Assignment: Each line of data below is to be returned exactly, leaving out any picture.

:: Material for this exercise

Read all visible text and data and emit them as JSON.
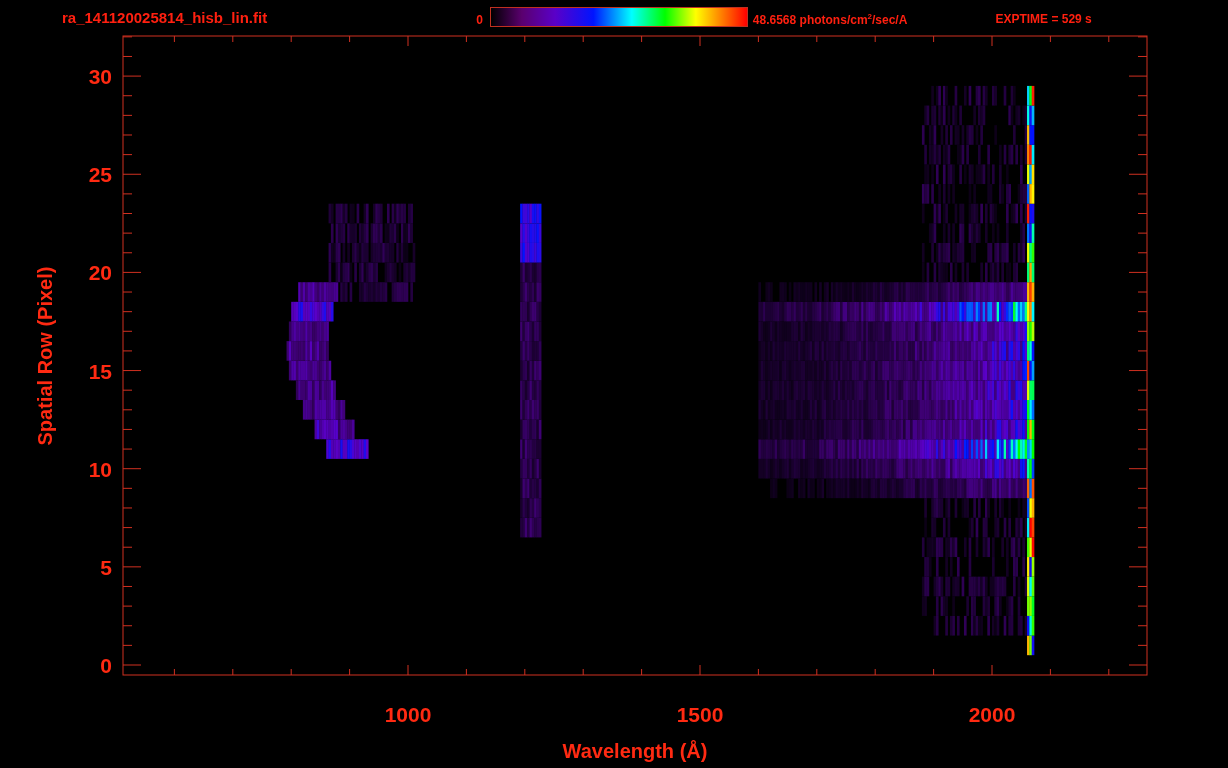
{
  "header": {
    "filename": "ra_141120025814_hisb_lin.fit",
    "colorbar_min": "0",
    "colorbar_max": "48.6568 photons/cm$^{2}$/sec/A",
    "exposure": "EXPTIME = 529 s"
  },
  "plot": {
    "xlabel": "Wavelength (Å)",
    "ylabel": "Spatial Row (Pixel)",
    "xticks": [
      "1000",
      "1500",
      "2000"
    ],
    "yticks": [
      "30",
      "25",
      "20",
      "15",
      "10",
      "5",
      "0"
    ]
  }
}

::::

Solution:
Read all visible text and data and emit them as JSON.
{
  "header": {
    "filename": "ra_141120025814_hisb_lin.fit",
    "colorbar_min": "0",
    "colorbar_max": "48.6568 photons/cm$^{2}$/sec/A",
    "exposure": "EXPTIME = 529 s"
  },
  "plot": {
    "xlabel": "Wavelength (Å)",
    "ylabel": "Spatial Row (Pixel)",
    "xticks": [
      "1000",
      "1500",
      "2000"
    ],
    "yticks": [
      "30",
      "25",
      "20",
      "15",
      "10",
      "5",
      "0"
    ]
  }
}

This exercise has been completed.